Costa Rica was sparsely inhabited by indigenous peoples before coming under Spanish rule in the 16th century. It remained a peripheral colony of the empire until independence as part of the short-lived First Mexican Empire, followed by membership in the United Provinces of Central America, from which it formally declared independence in 1847. Since then, Costa Rica has remained among the most stable, prosperous, and progressive nations in Latin America. Following the brief Costa Rican Civil War, it permanently abolished its army in 1949, becoming one of only a few sovereign nations without a standing army.
The country has consistently performed favorably in the Human Development Index (HDI), placing 69th in the world as of 2017, among the highest of any Latin American nation. It has also been cited by the United Nations Development Programme (UNDP) as having attained much higher human development than other countries at the same income levels, with a better record on human development and inequality than the median of the region.
Costa Rica also has progressive environmental policies. It is the only country to meet all five UNDP criteria established to measure environmental sustainability. It was ranked 42nd in the world, and third in the Americas, in the 2016 Environmental Performance Index, and was twice ranked the best-performing country in the New Economics Foundation's (NEF) Happy Planet Index, which measures environmental sustainability, and was identified by the NEF as the greenest country in the world in 2009. Costa Rica plans to become a carbon-neutral country by 2021. By 2016, 98.1% of its electricity was generated from green sources particularly hydro, solar, geothermal and biomass.
Because Costa Rica is located between 8 and 12 degrees North of the Equator, the climate is tropical year-round. However, the country has many microclimates depending on elevation, rainfall, topography, and the geography of each particular region.
Costa Rica's seasons are defined by how much rain falls during a particular period.
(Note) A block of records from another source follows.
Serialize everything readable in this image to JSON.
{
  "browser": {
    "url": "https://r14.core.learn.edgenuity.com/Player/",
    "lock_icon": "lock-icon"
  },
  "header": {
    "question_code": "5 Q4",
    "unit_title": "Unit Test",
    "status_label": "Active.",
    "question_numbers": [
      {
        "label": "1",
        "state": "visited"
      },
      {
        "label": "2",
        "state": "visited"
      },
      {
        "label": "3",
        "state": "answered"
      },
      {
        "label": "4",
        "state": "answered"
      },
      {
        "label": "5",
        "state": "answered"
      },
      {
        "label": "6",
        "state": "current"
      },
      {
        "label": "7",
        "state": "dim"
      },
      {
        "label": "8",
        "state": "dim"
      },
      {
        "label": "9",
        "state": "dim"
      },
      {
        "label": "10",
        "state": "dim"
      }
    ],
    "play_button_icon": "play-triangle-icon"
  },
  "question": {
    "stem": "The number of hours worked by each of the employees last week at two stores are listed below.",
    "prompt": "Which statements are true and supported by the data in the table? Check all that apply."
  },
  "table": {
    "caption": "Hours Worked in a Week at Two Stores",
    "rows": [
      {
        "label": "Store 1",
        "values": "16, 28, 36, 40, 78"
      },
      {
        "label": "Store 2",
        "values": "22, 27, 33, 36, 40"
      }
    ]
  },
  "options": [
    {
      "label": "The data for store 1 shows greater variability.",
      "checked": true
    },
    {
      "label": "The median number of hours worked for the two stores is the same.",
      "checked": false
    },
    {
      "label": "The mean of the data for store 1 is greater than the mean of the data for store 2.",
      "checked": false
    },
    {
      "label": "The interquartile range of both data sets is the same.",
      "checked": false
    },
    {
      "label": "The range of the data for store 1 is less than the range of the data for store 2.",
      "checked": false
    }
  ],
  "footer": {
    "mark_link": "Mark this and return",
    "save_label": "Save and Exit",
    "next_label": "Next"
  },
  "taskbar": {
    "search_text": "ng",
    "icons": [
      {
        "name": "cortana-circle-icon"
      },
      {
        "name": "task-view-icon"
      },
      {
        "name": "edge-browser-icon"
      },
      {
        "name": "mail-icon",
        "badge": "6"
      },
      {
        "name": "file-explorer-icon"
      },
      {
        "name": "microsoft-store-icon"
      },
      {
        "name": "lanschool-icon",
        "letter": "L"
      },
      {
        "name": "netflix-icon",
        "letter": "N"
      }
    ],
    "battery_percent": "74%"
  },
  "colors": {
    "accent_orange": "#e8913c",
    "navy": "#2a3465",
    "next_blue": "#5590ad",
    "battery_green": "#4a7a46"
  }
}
The year can be split into two periods, the dry season known to the residents as Summer (verano), and the rainy season, known locally as winter (invierno). The "Summer" or dry season goes from December to April, and the "Winter" or rainy season goes from May to November, which almost coincides with the Atlantic hurricane season, and during this time, it rains constantly in some regions.
The location receiving the most rain is the Caribbean slopes of the Cordillera Central mountains, with an annual rainfall of over 5,000 mm (196.9 in). Humidity is also higher on the Caribbean side than on the Pacific side. The mean annual temperature on the coastal lowlands is around 27 °C (81 °F), 20 °C (68 °F) in the main populated areas of the Cordillera Central, and below 10 °C (50 °F) on the summits of the highest mountains.
Cases of the Zika virus have been reported in the Western Hemisphere. As you prepare your Fulbright application, we encourage you to read the information on the Centers for Disease Control and Prevention’s website.
Click here for a full list of Fulbrighters to Costa Rica.
Visit our Scholar Directory to view and search all Fulbright alumni. You can also learn more about Fulbright Alumni Ambassadors.
It is the responsibility of the applicant to finalize arrangements with the host institution and to make their own housing arrangements. Start dates vary according to the selected university. Applicants should consult with their hosts to ensure that grant dates correspond to the institution's academic calendar. The U.S. Embassy's Public Diplomacy Section will provide information about host institutions upon request. Inquiries may be directed to Angie Robles.